**PROBLEM TO WORK ON:** Output the material exactly, line by line.

-------- RECORDS SHOWN --------

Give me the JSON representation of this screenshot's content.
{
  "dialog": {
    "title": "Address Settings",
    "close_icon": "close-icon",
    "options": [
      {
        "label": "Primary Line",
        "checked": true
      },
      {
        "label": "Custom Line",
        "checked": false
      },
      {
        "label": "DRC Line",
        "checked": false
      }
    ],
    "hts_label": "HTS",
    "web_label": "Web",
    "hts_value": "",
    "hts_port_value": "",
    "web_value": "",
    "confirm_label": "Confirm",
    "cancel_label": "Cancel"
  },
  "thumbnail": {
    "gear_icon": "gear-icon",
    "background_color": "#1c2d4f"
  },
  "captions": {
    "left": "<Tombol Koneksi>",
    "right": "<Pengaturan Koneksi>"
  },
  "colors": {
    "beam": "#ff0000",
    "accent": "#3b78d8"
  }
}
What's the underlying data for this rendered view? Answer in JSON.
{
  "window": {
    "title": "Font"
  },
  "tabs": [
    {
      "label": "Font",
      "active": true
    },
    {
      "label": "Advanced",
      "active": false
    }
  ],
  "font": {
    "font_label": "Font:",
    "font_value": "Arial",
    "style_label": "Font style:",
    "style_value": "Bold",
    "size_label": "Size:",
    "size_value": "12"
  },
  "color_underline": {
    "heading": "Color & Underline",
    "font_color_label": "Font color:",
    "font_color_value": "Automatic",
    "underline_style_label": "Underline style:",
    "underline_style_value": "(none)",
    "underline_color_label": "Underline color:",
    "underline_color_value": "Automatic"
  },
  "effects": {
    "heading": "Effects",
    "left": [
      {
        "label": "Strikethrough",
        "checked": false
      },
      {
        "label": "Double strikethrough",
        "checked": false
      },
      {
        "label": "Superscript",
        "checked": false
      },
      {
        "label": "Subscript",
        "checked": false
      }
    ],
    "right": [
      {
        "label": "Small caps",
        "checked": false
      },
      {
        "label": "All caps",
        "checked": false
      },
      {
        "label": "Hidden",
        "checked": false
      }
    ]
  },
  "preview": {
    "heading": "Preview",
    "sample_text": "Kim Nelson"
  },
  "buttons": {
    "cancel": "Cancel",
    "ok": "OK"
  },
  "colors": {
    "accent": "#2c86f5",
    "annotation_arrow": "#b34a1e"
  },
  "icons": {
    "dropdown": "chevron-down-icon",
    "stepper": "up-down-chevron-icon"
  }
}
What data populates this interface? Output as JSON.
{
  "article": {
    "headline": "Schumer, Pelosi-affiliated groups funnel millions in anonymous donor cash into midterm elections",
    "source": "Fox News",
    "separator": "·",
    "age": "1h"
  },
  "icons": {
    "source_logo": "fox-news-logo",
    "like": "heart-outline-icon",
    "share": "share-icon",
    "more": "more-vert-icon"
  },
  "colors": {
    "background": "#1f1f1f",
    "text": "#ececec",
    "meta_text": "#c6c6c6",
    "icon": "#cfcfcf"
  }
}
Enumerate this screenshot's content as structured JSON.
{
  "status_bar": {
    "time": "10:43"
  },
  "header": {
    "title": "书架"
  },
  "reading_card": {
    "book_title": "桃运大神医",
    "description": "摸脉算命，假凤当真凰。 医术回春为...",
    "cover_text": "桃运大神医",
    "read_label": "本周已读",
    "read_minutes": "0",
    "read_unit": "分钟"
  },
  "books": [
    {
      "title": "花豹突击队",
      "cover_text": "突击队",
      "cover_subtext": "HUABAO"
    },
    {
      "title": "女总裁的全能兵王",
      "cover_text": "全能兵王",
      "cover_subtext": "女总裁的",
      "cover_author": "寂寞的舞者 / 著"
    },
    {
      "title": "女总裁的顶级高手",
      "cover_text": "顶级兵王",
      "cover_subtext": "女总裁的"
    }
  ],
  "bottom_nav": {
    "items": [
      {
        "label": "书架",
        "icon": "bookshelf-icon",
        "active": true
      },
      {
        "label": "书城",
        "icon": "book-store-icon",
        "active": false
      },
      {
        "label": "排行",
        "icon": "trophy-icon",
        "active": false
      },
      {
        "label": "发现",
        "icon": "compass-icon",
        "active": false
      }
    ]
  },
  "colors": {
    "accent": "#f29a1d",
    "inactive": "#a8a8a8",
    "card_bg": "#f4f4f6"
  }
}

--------

**TASK ANSWER:**
Give me the JSON representation of this screenshot's content.
{
  "dialog": {
    "title": "Address Settings",
    "close_icon": "close-icon",
    "options": [
      {
        "label": "Primary Line",
        "checked": true
      },
      {
        "label": "Custom Line",
        "checked": false
      },
      {
        "label": "DRC Line",
        "checked": false
      }
    ],
    "hts_label": "HTS",
    "web_label": "Web",
    "hts_value": "",
    "hts_port_value": "",
    "web_value": "",
    "confirm_label": "Confirm",
    "cancel_label": "Cancel"
  },
  "thumbnail": {
    "gear_icon": "gear-icon",
    "background_color": "#1c2d4f"
  },
  "captions": {
    "left": "<Tombol Koneksi>",
    "right": "<Pengaturan Koneksi>"
  },
  "colors": {
    "beam": "#ff0000",
    "accent": "#3b78d8"
  }
}
What's the underlying data for this rendered view? Answer in JSON.
{
  "window": {
    "title": "Font"
  },
  "tabs": [
    {
      "label": "Font",
      "active": true
    },
    {
      "label": "Advanced",
      "active": false
    }
  ],
  "font": {
    "font_label": "Font:",
    "font_value": "Arial",
    "style_label": "Font style:",
    "style_value": "Bold",
    "size_label": "Size:",
    "size_value": "12"
  },
  "color_underline": {
    "heading": "Color & Underline",
    "font_color_label": "Font color:",
    "font_color_value": "Automatic",
    "underline_style_label": "Underline style:",
    "underline_style_value": "(none)",
    "underline_color_label": "Underline color:",
    "underline_color_value": "Automatic"
  },
  "effects": {
    "heading": "Effects",
    "left": [
      {
        "label": "Strikethrough",
        "checked": false
      },
      {
        "label": "Double strikethrough",
        "checked": false
      },
      {
        "label": "Superscript",
        "checked": false
      },
      {
        "label": "Subscript",
        "checked": false
      }
    ],
    "right": [
      {
        "label": "Small caps",
        "checked": false
      },
      {
        "label": "All caps",
        "checked": false
      },
      {
        "label": "Hidden",
        "checked": false
      }
    ]
  },
  "preview": {
    "heading": "Preview",
    "sample_text": "Kim Nelson"
  },
  "buttons": {
    "cancel": "Cancel",
    "ok": "OK"
  },
  "colors": {
    "accent": "#2c86f5",
    "annotation_arrow": "#b34a1e"
  },
  "icons": {
    "dropdown": "chevron-down-icon",
    "stepper": "up-down-chevron-icon"
  }
}
What data populates this interface? Output as JSON.
{
  "article": {
    "headline": "Schumer, Pelosi-affiliated groups funnel millions in anonymous donor cash into midterm elections",
    "source": "Fox News",
    "separator": "·",
    "age": "1h"
  },
  "icons": {
    "source_logo": "fox-news-logo",
    "like": "heart-outline-icon",
    "share": "share-icon",
    "more": "more-vert-icon"
  },
  "colors": {
    "background": "#1f1f1f",
    "text": "#ececec",
    "meta_text": "#c6c6c6",
    "icon": "#cfcfcf"
  }
}
Enumerate this screenshot's content as structured JSON.
{
  "status_bar": {
    "time": "10:43"
  },
  "header": {
    "title": "书架"
  },
  "reading_card": {
    "book_title": "桃运大神医",
    "description": "摸脉算命，假凤当真凰。 医术回春为...",
    "cover_text": "桃运大神医",
    "read_label": "本周已读",
    "read_minutes": "0",
    "read_unit": "分钟"
  },
  "books": [
    {
      "title": "花豹突击队",
      "cover_text": "突击队",
      "cover_subtext": "HUABAO"
    },
    {
      "title": "女总裁的全能兵王",
      "cover_text": "全能兵王",
      "cover_subtext": "女总裁的",
      "cover_author": "寂寞的舞者 / 著"
    },
    {
      "title": "女总裁的顶级高手",
      "cover_text": "顶级兵王",
      "cover_subtext": "女总裁的"
    }
  ],
  "bottom_nav": {
    "items": [
      {
        "label": "书架",
        "icon": "bookshelf-icon",
        "active": true
      },
      {
        "label": "书城",
        "icon": "book-store-icon",
        "active": false
      },
      {
        "label": "排行",
        "icon": "trophy-icon",
        "active": false
      },
      {
        "label": "发现",
        "icon": "compass-icon",
        "active": false
      }
    ]
  },
  "colors": {
    "accent": "#f29a1d",
    "inactive": "#a8a8a8",
    "card_bg": "#f4f4f6"
  }
}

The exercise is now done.